[App and web page records]
--------

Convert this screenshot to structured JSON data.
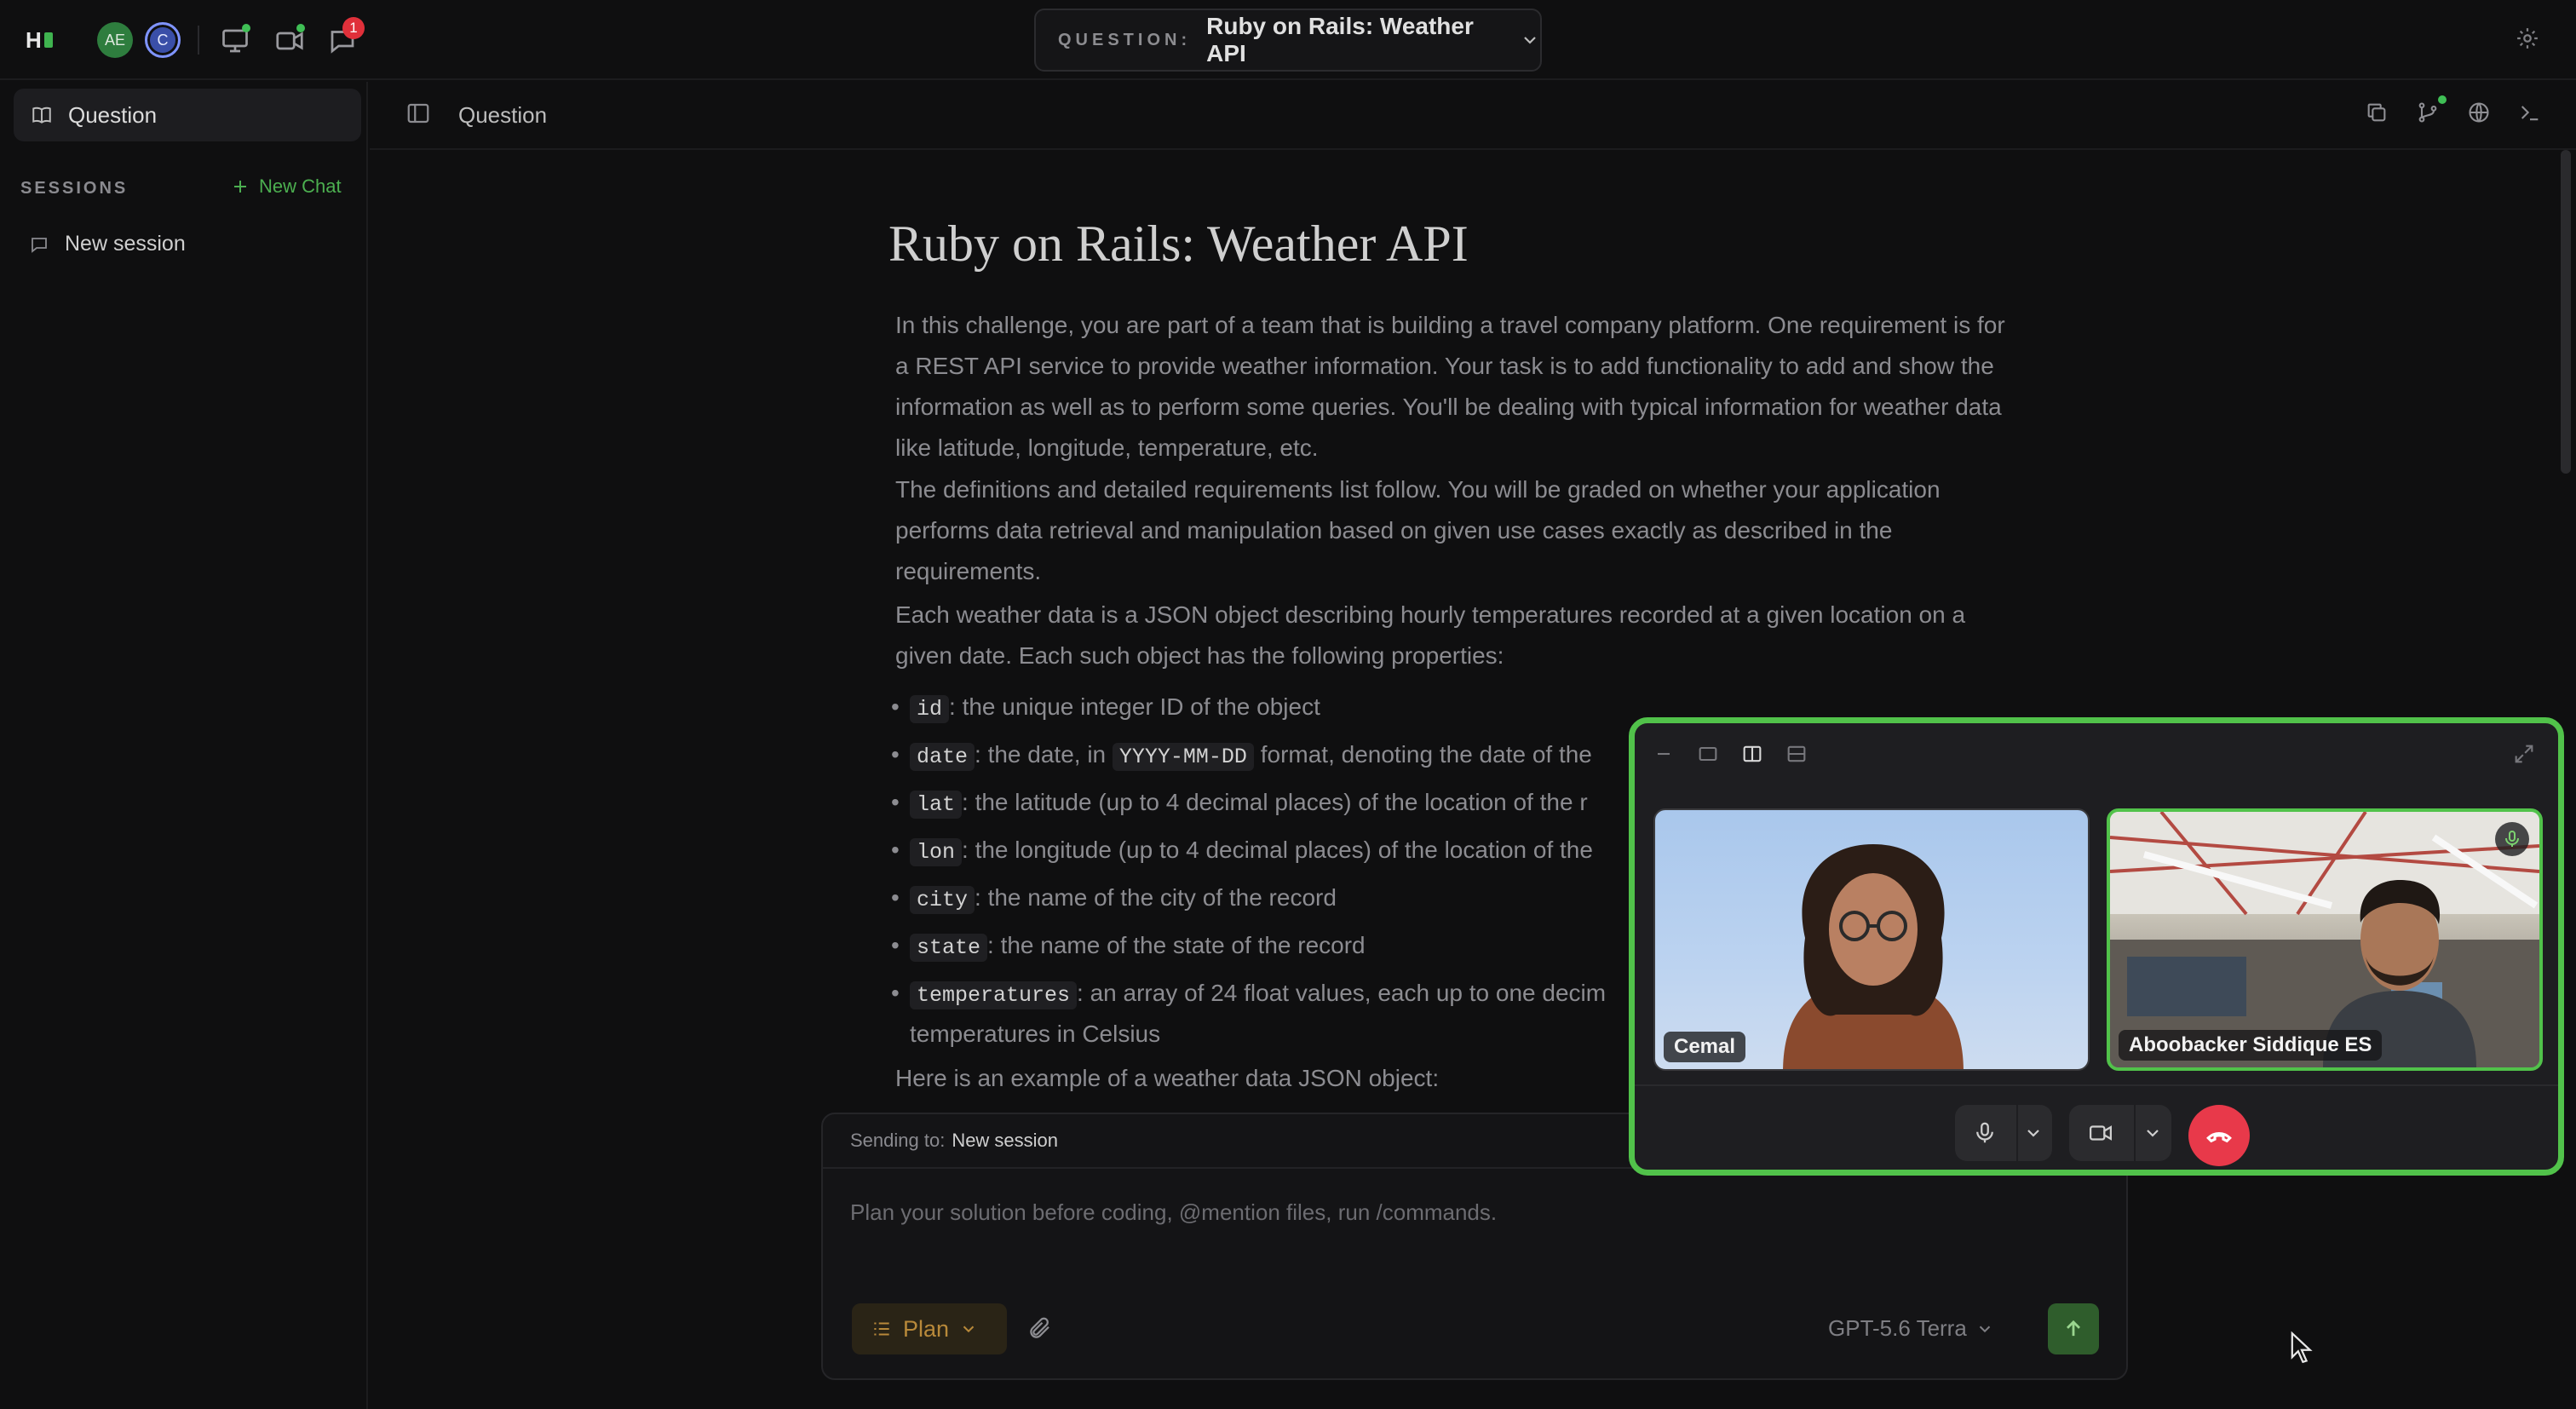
{
  "topbar": {
    "logo_text": "H",
    "avatars": [
      {
        "initials": "AE"
      },
      {
        "initials": "C"
      }
    ],
    "notification_count": "1",
    "question_label": "QUESTION:",
    "question_value": "Ruby on Rails: Weather API"
  },
  "sidebar": {
    "question_label": "Question",
    "sessions_heading": "SESSIONS",
    "new_chat_label": "New Chat",
    "sessions": [
      {
        "label": "New session"
      }
    ]
  },
  "main_header": {
    "title": "Question"
  },
  "document": {
    "title": "Ruby on Rails: Weather API",
    "paragraphs": [
      [
        "In this challenge, you are part of a team that is building a travel company platform. One requirement is for",
        "a REST API service to provide weather information. Your task is to add functionality to add and show the",
        "information as well as to perform some queries. You'll be dealing with typical information for weather data",
        "like latitude, longitude, temperature, etc."
      ],
      [
        "The definitions and detailed requirements list follow. You will be graded on whether your application",
        "performs data retrieval and manipulation based on given use cases exactly as described in the",
        "requirements."
      ],
      [
        "Each weather data is a JSON object describing hourly temperatures recorded at a given location on a",
        "given date. Each such object has the following properties:"
      ]
    ],
    "bullets": [
      {
        "code": "id",
        "text": ": the unique integer ID of the object"
      },
      {
        "code": "date",
        "text": ": the date, in",
        "code2": "YYYY-MM-DD",
        "text2": "format, denoting the date of the"
      },
      {
        "code": "lat",
        "text": ": the latitude (up to 4 decimal places) of the location of the r"
      },
      {
        "code": "lon",
        "text": ": the longitude (up to 4 decimal places) of the location of the"
      },
      {
        "code": "city",
        "text": ": the name of the city of the record"
      },
      {
        "code": "state",
        "text": ": the name of the state of the record"
      },
      {
        "code": "temperatures",
        "text": ": an array of 24 float values, each up to one decim",
        "line2": "temperatures in Celsius"
      }
    ],
    "trailing": "Here is an example of a weather data JSON object:"
  },
  "composer": {
    "sending_to_label": "Sending to:",
    "sending_to_value": "New session",
    "placeholder": "Plan your solution before coding, @mention files, run /commands.",
    "mode_label": "Plan",
    "model_label": "GPT-5.6 Terra"
  },
  "video_call": {
    "participants": [
      {
        "name": "Cemal"
      },
      {
        "name": "Aboobacker Siddique ES"
      }
    ]
  },
  "colors": {
    "accent_green": "#51c24a",
    "hangup_red": "#e8394a",
    "badge_red": "#e0303a",
    "plan_amber": "#b8893a"
  }
}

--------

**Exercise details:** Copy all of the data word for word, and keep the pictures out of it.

**Final answer:**
Convert this screenshot to structured JSON data.
{
  "topbar": {
    "logo_text": "H",
    "avatars": [
      {
        "initials": "AE"
      },
      {
        "initials": "C"
      }
    ],
    "notification_count": "1",
    "question_label": "QUESTION:",
    "question_value": "Ruby on Rails: Weather API"
  },
  "sidebar": {
    "question_label": "Question",
    "sessions_heading": "SESSIONS",
    "new_chat_label": "New Chat",
    "sessions": [
      {
        "label": "New session"
      }
    ]
  },
  "main_header": {
    "title": "Question"
  },
  "document": {
    "title": "Ruby on Rails: Weather API",
    "paragraphs": [
      [
        "In this challenge, you are part of a team that is building a travel company platform. One requirement is for",
        "a REST API service to provide weather information. Your task is to add functionality to add and show the",
        "information as well as to perform some queries. You'll be dealing with typical information for weather data",
        "like latitude, longitude, temperature, etc."
      ],
      [
        "The definitions and detailed requirements list follow. You will be graded on whether your application",
        "performs data retrieval and manipulation based on given use cases exactly as described in the",
        "requirements."
      ],
      [
        "Each weather data is a JSON object describing hourly temperatures recorded at a given location on a",
        "given date. Each such object has the following properties:"
      ]
    ],
    "bullets": [
      {
        "code": "id",
        "text": ": the unique integer ID of the object"
      },
      {
        "code": "date",
        "text": ": the date, in",
        "code2": "YYYY-MM-DD",
        "text2": "format, denoting the date of the"
      },
      {
        "code": "lat",
        "text": ": the latitude (up to 4 decimal places) of the location of the r"
      },
      {
        "code": "lon",
        "text": ": the longitude (up to 4 decimal places) of the location of the"
      },
      {
        "code": "city",
        "text": ": the name of the city of the record"
      },
      {
        "code": "state",
        "text": ": the name of the state of the record"
      },
      {
        "code": "temperatures",
        "text": ": an array of 24 float values, each up to one decim",
        "line2": "temperatures in Celsius"
      }
    ],
    "trailing": "Here is an example of a weather data JSON object:"
  },
  "composer": {
    "sending_to_label": "Sending to:",
    "sending_to_value": "New session",
    "placeholder": "Plan your solution before coding, @mention files, run /commands.",
    "mode_label": "Plan",
    "model_label": "GPT-5.6 Terra"
  },
  "video_call": {
    "participants": [
      {
        "name": "Cemal"
      },
      {
        "name": "Aboobacker Siddique ES"
      }
    ]
  },
  "colors": {
    "accent_green": "#51c24a",
    "hangup_red": "#e8394a",
    "badge_red": "#e0303a",
    "plan_amber": "#b8893a"
  }
}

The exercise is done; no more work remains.